Amazon Astro
(Image credit: Amazon)

Amazon Astro is the very definition of a niche product. Still only available to buyers with an invite and with a price that’s just gone up $100 to $1,599, it’s years away from being a mainstream product to utter in the same breath as Kindle or Echo.

It’s also distinctly limited in its current form, essentially proving to be little more than a smart screen on wheels with the additional perk of being a roaming camera when you’re away. But the next generation could take things to a whole new level, according to internal documents seen by Insider.

Amazon is apparently working on something codenamed “Burnham.” This taps into the flurry of interest shown in generative artificial intelligence (AI) such as ChatGPT, with Amazon aiming to add a layer of “intelligence and conversational spoken interface” to future smart home robots via large language models.

What does this mean in practice? The site reports that Amazon’s aim is for a robot that can remember spotting things around the house and then “engage in a Q&A dialogue on what it saw.”

For example, if a future Astro bot spotted that somebody had left the stove or a faucet on, it could track down a human to let them know. If it spots said human falling over while rushing to turn the stove on, it could monitor the situation and call 911 if necessary. 

Currently, Astro’s camera is mainly used for security reasons, but it appears that Amazon is looking to expand that to be more useful too. The document reportedly includes examples where Astro could help track down your missing keys, check if a window has been left open or even see if the kids had friends over after school. 

A smarter Astro could also be used to reason and prioritize more important tasks, the report says. For example, if a robot comes across some broken glass, it could understand that this is a hazard, and try to sweep it up as a matter of urgency. 
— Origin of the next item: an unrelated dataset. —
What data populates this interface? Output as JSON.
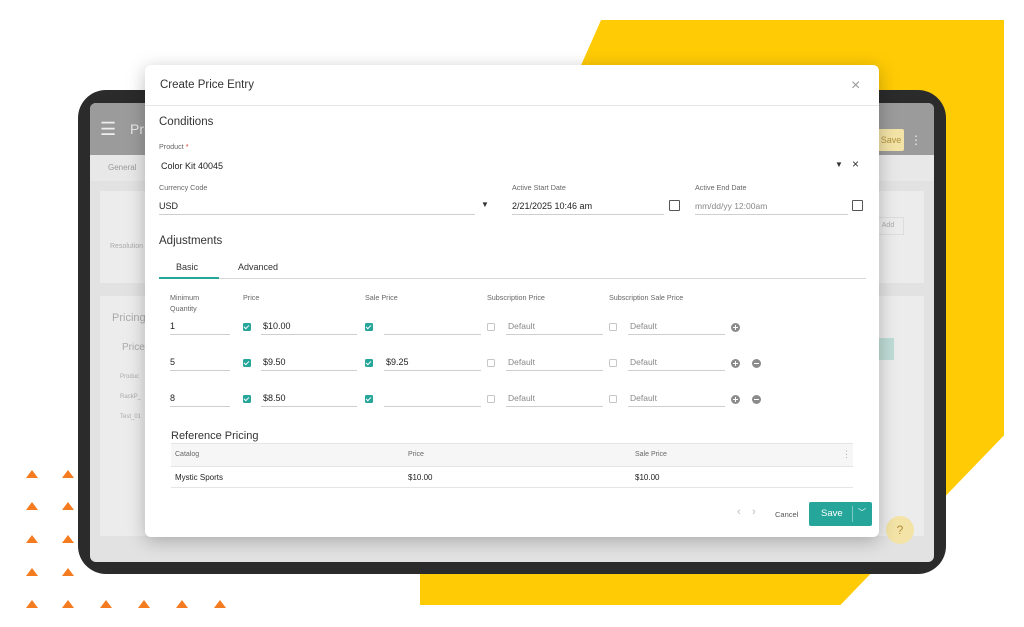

Not that the current Astro could do that, even if it had the intelligence. But with Amazon’s $1.7 billion purchase of Roomba last year, adding vacuum functionality to a future Astro feels like something of a no brainer.  

While this intelligence sounds like a great step forwards for Astro’s descendents, the intelligence of such a device isn’t the main block towards a genuinely game changing product: it’s mechanics. 

Astro can’t fold laundry, fill the dishwasher or even climb stairs. While companies like Tesla and Dyson are working towards soft robotics with the dexterity to grip delicate items, we’re some way away from that dream being a commercial reality. And even further away from such functionality being remotely affordable to the average consumer.

Alan Martin

Freelance contributor Alan has been writing about tech for over a decade, covering phones, drones and everything in between. Previously Deputy Editor of tech site Alphr, his words are found all over the web and in the occasional magazine too. When not weighing up the pros and cons of the latest smartwatch, you'll probably find him tackling his ever-growing games backlog. Or, more likely, playing Spelunky for the millionth time.